| Directions |
All lines in the material with the string "null" should be listed.

| Exercise data |
<<<<

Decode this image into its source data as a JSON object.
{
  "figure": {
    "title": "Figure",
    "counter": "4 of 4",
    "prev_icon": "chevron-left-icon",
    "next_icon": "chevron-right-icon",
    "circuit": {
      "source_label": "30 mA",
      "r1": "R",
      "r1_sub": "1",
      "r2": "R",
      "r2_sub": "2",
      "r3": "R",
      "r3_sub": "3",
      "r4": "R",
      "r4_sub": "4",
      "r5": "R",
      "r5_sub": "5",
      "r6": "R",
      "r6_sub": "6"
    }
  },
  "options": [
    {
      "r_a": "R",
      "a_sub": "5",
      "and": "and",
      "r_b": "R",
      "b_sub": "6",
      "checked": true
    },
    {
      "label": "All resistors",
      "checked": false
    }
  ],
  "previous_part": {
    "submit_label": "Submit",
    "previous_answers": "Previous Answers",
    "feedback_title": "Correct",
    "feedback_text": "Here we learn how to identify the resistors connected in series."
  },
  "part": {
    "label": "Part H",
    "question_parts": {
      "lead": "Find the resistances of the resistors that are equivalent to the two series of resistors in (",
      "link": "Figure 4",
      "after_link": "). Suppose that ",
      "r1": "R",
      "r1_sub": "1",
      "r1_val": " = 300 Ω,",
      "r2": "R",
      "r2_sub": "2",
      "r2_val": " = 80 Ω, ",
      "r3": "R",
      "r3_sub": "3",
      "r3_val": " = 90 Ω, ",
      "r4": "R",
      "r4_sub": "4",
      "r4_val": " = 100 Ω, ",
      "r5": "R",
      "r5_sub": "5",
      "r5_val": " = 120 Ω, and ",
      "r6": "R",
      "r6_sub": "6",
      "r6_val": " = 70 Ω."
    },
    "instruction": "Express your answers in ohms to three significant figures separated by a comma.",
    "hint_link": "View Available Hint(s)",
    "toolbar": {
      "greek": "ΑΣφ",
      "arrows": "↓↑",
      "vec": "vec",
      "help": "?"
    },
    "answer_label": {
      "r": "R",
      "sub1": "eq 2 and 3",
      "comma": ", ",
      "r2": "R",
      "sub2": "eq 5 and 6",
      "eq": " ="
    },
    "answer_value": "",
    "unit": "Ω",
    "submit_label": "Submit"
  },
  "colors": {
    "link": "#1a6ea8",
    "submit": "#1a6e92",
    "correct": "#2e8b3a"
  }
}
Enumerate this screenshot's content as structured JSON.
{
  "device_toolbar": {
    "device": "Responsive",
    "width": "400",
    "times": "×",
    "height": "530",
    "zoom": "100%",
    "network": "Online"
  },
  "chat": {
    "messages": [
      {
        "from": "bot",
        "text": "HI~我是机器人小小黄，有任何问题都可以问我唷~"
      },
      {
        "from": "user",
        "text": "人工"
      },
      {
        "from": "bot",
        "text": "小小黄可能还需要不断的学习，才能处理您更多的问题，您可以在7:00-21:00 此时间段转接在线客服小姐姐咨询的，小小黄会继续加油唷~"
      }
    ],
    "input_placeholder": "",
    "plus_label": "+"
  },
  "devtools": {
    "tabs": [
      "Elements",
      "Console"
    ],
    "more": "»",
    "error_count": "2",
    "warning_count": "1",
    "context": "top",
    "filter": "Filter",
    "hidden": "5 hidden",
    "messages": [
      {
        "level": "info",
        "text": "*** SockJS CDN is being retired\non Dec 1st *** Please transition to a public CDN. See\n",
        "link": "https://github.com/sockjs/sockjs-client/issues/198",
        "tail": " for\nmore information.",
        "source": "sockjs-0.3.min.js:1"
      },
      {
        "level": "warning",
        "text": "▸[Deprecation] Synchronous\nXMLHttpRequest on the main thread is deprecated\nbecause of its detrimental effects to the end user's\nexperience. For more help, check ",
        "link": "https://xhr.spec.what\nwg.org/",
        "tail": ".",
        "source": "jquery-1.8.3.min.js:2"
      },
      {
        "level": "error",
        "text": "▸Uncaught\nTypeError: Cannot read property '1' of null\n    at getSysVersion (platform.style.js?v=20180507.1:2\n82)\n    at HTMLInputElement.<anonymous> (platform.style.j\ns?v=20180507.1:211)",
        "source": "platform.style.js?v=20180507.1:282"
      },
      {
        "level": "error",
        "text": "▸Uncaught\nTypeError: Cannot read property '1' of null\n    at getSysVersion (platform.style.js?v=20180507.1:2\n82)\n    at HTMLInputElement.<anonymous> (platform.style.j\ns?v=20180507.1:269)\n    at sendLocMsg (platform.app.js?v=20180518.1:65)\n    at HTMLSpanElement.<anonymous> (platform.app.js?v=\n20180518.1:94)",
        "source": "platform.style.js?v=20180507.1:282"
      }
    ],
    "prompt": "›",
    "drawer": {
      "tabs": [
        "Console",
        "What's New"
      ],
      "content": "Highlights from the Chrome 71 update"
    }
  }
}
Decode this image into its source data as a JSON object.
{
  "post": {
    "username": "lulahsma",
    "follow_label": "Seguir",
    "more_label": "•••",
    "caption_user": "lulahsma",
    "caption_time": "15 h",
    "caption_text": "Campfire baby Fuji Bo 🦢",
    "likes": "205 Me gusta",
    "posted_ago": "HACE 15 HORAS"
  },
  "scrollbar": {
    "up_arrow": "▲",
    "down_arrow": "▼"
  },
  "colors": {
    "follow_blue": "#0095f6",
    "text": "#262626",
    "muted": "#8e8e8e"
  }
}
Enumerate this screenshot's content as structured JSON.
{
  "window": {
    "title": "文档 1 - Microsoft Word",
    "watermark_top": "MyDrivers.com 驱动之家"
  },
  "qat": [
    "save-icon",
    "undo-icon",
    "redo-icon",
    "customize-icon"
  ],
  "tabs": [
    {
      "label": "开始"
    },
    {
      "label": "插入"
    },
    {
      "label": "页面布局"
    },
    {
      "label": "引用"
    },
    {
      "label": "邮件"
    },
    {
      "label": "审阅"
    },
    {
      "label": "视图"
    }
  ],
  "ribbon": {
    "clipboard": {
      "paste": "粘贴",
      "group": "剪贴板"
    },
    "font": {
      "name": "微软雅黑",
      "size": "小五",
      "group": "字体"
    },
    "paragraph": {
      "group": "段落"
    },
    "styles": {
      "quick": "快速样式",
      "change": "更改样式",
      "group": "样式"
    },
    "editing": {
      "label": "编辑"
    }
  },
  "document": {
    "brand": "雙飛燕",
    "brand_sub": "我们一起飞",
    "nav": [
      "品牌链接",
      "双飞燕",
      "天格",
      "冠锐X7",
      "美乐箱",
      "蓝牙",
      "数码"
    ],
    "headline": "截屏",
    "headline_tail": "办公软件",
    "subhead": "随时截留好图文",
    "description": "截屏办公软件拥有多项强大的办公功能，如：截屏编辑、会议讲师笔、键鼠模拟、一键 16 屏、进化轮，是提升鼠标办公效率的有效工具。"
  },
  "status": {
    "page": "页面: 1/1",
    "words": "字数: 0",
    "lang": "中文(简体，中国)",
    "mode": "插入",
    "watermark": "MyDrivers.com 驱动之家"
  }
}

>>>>

| Task solution |
        "text": "▸Uncaught\nTypeError: Cannot read property '1' of null\n    at getSysVersion (platform.style.js?v=20180507.1:2\n82)\n    at HTMLInputElement.<anonymous> (platform.style.j\ns?v=20180507.1:211)",
        "text": "▸Uncaught\nTypeError: Cannot read property '1' of null\n    at getSysVersion (platform.style.js?v=20180507.1:2\n82)\n    at HTMLInputElement.<anonymous> (platform.style.j\ns?v=20180507.1:269)\n    at sendLocMsg (platform.app.js?v=20180518.1:65)\n    at HTMLSpanElement.<anonymous> (platform.app.js?v=\n20180518.1:94)",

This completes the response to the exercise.